TASK INPUT –
══════════════════════════════
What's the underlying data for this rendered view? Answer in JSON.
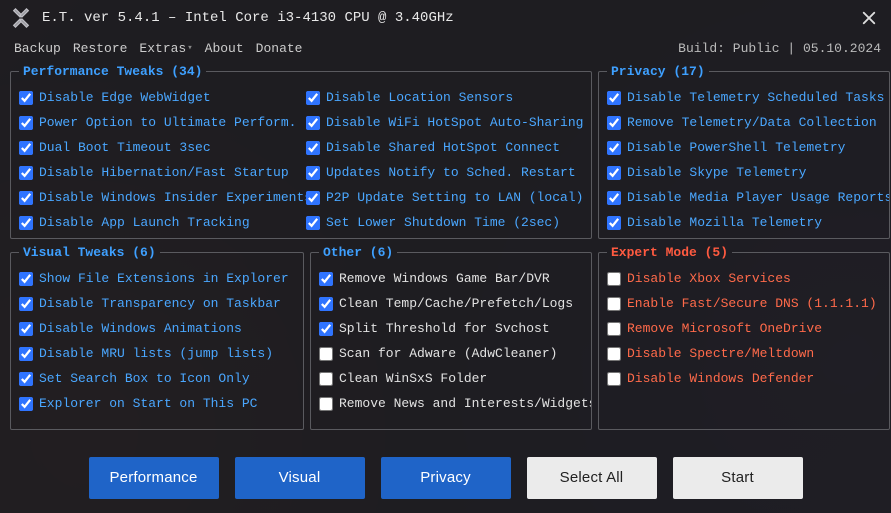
{
  "title": "E.T. ver 5.4.1   –   Intel Core i3-4130 CPU @ 3.40GHz",
  "menubar": {
    "items": [
      "Backup",
      "Restore",
      "Extras",
      "About",
      "Donate"
    ],
    "build_label": "Build: Public | 05.10.2024"
  },
  "sections": {
    "performance": {
      "legend": "Performance Tweaks (34)",
      "colA": [
        "Disable Edge WebWidget",
        "Power Option to Ultimate Perform.",
        "Dual Boot Timeout 3sec",
        "Disable Hibernation/Fast Startup",
        "Disable Windows Insider Experiments",
        "Disable App Launch Tracking"
      ],
      "colB": [
        "Disable Location Sensors",
        "Disable WiFi HotSpot Auto-Sharing",
        "Disable Shared HotSpot Connect",
        "Updates Notify to Sched. Restart",
        "P2P Update Setting to LAN (local)",
        "Set Lower Shutdown Time (2sec)"
      ]
    },
    "privacy": {
      "legend": "Privacy (17)",
      "items": [
        "Disable Telemetry Scheduled Tasks",
        "Remove Telemetry/Data Collection",
        "Disable PowerShell Telemetry",
        "Disable Skype Telemetry",
        "Disable Media Player Usage Reports",
        "Disable Mozilla Telemetry"
      ]
    },
    "visual": {
      "legend": "Visual Tweaks (6)",
      "items": [
        "Show File Extensions in Explorer",
        "Disable Transparency on Taskbar",
        "Disable Windows Animations",
        "Disable MRU lists (jump lists)",
        "Set Search Box to Icon Only",
        "Explorer on Start on This PC"
      ]
    },
    "other": {
      "legend": "Other (6)",
      "items": [
        {
          "label": "Remove Windows Game Bar/DVR",
          "checked": true
        },
        {
          "label": "Clean Temp/Cache/Prefetch/Logs",
          "checked": true
        },
        {
          "label": "Split Threshold for Svchost",
          "checked": true
        },
        {
          "label": "Scan for Adware (AdwCleaner)",
          "checked": false
        },
        {
          "label": "Clean WinSxS Folder",
          "checked": false
        },
        {
          "label": "Remove News and Interests/Widgets",
          "checked": false
        }
      ]
    },
    "expert": {
      "legend": "Expert Mode (5)",
      "items": [
        "Disable Xbox Services",
        "Enable Fast/Secure DNS (1.1.1.1)",
        "Remove Microsoft OneDrive",
        "Disable Spectre/Meltdown",
        "Disable Windows Defender"
      ]
    }
  },
  "buttons": {
    "performance": "Performance",
    "visual": "Visual",
    "privacy": "Privacy",
    "select_all": "Select All",
    "start": "Start"
  }
}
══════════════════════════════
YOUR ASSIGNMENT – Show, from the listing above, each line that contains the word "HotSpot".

SOLUTION TO THIS PROBLEM –
        "Disable WiFi HotSpot Auto-Sharing",
        "Disable Shared HotSpot Connect",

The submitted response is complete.